Provided material.
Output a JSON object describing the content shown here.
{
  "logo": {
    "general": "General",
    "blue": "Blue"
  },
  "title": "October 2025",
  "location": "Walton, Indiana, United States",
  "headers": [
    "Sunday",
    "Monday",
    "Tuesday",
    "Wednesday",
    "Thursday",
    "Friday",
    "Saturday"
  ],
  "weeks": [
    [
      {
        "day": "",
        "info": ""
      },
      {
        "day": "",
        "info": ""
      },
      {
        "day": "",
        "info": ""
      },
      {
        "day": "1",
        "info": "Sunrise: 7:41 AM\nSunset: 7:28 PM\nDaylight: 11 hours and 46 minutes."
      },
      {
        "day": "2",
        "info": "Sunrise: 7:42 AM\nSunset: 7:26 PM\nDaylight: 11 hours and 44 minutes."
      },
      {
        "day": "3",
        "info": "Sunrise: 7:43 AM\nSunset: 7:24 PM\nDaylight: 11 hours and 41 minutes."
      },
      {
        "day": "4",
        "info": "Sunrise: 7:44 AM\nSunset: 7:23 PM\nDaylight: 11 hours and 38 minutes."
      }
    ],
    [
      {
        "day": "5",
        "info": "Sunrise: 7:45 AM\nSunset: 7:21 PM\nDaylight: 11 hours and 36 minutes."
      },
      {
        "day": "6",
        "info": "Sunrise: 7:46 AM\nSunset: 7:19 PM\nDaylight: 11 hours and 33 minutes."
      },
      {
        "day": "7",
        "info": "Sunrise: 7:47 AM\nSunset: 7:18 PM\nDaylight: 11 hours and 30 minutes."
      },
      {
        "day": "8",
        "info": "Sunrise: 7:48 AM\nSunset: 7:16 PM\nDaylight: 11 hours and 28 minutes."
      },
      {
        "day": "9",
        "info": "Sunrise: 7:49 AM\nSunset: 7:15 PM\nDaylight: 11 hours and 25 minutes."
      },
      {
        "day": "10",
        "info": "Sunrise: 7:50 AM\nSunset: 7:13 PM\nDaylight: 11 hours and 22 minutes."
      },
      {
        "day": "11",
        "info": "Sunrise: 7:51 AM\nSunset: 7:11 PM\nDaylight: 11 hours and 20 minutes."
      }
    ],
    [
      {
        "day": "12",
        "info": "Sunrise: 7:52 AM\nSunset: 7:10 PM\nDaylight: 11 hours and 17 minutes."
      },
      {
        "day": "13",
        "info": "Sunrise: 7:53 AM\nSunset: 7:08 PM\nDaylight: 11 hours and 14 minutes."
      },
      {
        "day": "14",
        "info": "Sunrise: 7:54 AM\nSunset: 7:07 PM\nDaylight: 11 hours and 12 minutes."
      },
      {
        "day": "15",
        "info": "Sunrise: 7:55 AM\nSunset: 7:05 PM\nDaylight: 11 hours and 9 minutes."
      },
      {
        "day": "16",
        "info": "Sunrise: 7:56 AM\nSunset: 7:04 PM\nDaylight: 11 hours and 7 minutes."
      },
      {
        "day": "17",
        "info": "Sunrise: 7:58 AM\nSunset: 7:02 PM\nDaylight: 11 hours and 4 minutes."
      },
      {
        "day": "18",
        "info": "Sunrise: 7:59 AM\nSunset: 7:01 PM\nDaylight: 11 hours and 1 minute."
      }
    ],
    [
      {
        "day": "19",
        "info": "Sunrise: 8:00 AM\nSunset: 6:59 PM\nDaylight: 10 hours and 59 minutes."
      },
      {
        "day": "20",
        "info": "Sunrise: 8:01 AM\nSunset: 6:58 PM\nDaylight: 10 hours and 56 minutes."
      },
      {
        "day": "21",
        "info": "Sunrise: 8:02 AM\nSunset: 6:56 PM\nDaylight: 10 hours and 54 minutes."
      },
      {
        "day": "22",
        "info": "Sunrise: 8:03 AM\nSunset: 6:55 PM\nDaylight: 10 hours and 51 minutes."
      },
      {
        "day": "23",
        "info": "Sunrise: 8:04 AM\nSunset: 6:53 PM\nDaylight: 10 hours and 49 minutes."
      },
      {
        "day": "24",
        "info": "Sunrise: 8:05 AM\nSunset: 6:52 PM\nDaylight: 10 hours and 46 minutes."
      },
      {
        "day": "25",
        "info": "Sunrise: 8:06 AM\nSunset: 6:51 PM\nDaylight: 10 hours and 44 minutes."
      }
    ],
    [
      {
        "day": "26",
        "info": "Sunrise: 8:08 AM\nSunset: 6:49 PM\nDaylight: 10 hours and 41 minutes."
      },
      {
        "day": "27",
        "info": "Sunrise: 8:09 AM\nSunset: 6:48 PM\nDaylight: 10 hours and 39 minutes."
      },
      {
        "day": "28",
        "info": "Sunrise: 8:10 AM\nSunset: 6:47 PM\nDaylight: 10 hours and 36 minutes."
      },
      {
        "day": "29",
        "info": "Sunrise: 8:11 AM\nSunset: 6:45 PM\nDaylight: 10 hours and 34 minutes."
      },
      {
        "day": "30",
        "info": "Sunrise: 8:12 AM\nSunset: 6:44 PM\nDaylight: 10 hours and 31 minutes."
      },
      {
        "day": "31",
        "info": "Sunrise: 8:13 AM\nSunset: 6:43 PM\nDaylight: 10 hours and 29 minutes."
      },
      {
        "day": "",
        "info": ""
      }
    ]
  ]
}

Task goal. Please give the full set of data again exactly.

Solution to the exercise.
Output a JSON object describing the content shown here.
{
  "logo": {
    "general": "General",
    "blue": "Blue"
  },
  "title": "October 2025",
  "location": "Walton, Indiana, United States",
  "headers": [
    "Sunday",
    "Monday",
    "Tuesday",
    "Wednesday",
    "Thursday",
    "Friday",
    "Saturday"
  ],
  "weeks": [
    [
      {
        "day": "",
        "info": ""
      },
      {
        "day": "",
        "info": ""
      },
      {
        "day": "",
        "info": ""
      },
      {
        "day": "1",
        "info": "Sunrise: 7:41 AM\nSunset: 7:28 PM\nDaylight: 11 hours and 46 minutes."
      },
      {
        "day": "2",
        "info": "Sunrise: 7:42 AM\nSunset: 7:26 PM\nDaylight: 11 hours and 44 minutes."
      },
      {
        "day": "3",
        "info": "Sunrise: 7:43 AM\nSunset: 7:24 PM\nDaylight: 11 hours and 41 minutes."
      },
      {
        "day": "4",
        "info": "Sunrise: 7:44 AM\nSunset: 7:23 PM\nDaylight: 11 hours and 38 minutes."
      }
    ],
    [
      {
        "day": "5",
        "info": "Sunrise: 7:45 AM\nSunset: 7:21 PM\nDaylight: 11 hours and 36 minutes."
      },
      {
        "day": "6",
        "info": "Sunrise: 7:46 AM\nSunset: 7:19 PM\nDaylight: 11 hours and 33 minutes."
      },
      {
        "day": "7",
        "info": "Sunrise: 7:47 AM\nSunset: 7:18 PM\nDaylight: 11 hours and 30 minutes."
      },
      {
        "day": "8",
        "info": "Sunrise: 7:48 AM\nSunset: 7:16 PM\nDaylight: 11 hours and 28 minutes."
      },
      {
        "day": "9",
        "info": "Sunrise: 7:49 AM\nSunset: 7:15 PM\nDaylight: 11 hours and 25 minutes."
      },
      {
        "day": "10",
        "info": "Sunrise: 7:50 AM\nSunset: 7:13 PM\nDaylight: 11 hours and 22 minutes."
      },
      {
        "day": "11",
        "info": "Sunrise: 7:51 AM\nSunset: 7:11 PM\nDaylight: 11 hours and 20 minutes."
      }
    ],
    [
      {
        "day": "12",
        "info": "Sunrise: 7:52 AM\nSunset: 7:10 PM\nDaylight: 11 hours and 17 minutes."
      },
      {
        "day": "13",
        "info": "Sunrise: 7:53 AM\nSunset: 7:08 PM\nDaylight: 11 hours and 14 minutes."
      },
      {
        "day": "14",
        "info": "Sunrise: 7:54 AM\nSunset: 7:07 PM\nDaylight: 11 hours and 12 minutes."
      },
      {
        "day": "15",
        "info": "Sunrise: 7:55 AM\nSunset: 7:05 PM\nDaylight: 11 hours and 9 minutes."
      },
      {
        "day": "16",
        "info": "Sunrise: 7:56 AM\nSunset: 7:04 PM\nDaylight: 11 hours and 7 minutes."
      },
      {
        "day": "17",
        "info": "Sunrise: 7:58 AM\nSunset: 7:02 PM\nDaylight: 11 hours and 4 minutes."
      },
      {
        "day": "18",
        "info": "Sunrise: 7:59 AM\nSunset: 7:01 PM\nDaylight: 11 hours and 1 minute."
      }
    ],
    [
      {
        "day": "19",
        "info": "Sunrise: 8:00 AM\nSunset: 6:59 PM\nDaylight: 10 hours and 59 minutes."
      },
      {
        "day": "20",
        "info": "Sunrise: 8:01 AM\nSunset: 6:58 PM\nDaylight: 10 hours and 56 minutes."
      },
      {
        "day": "21",
        "info": "Sunrise: 8:02 AM\nSunset: 6:56 PM\nDaylight: 10 hours and 54 minutes."
      },
      {
        "day": "22",
        "info": "Sunrise: 8:03 AM\nSunset: 6:55 PM\nDaylight: 10 hours and 51 minutes."
      },
      {
        "day": "23",
        "info": "Sunrise: 8:04 AM\nSunset: 6:53 PM\nDaylight: 10 hours and 49 minutes."
      },
      {
        "day": "24",
        "info": "Sunrise: 8:05 AM\nSunset: 6:52 PM\nDaylight: 10 hours and 46 minutes."
      },
      {
        "day": "25",
        "info": "Sunrise: 8:06 AM\nSunset: 6:51 PM\nDaylight: 10 hours and 44 minutes."
      }
    ],
    [
      {
        "day": "26",
        "info": "Sunrise: 8:08 AM\nSunset: 6:49 PM\nDaylight: 10 hours and 41 minutes."
      },
      {
        "day": "27",
        "info": "Sunrise: 8:09 AM\nSunset: 6:48 PM\nDaylight: 10 hours and 39 minutes."
      },
      {
        "day": "28",
        "info": "Sunrise: 8:10 AM\nSunset: 6:47 PM\nDaylight: 10 hours and 36 minutes."
      },
      {
        "day": "29",
        "info": "Sunrise: 8:11 AM\nSunset: 6:45 PM\nDaylight: 10 hours and 34 minutes."
      },
      {
        "day": "30",
        "info": "Sunrise: 8:12 AM\nSunset: 6:44 PM\nDaylight: 10 hours and 31 minutes."
      },
      {
        "day": "31",
        "info": "Sunrise: 8:13 AM\nSunset: 6:43 PM\nDaylight: 10 hours and 29 minutes."
      },
      {
        "day": "",
        "info": ""
      }
    ]
  ]
}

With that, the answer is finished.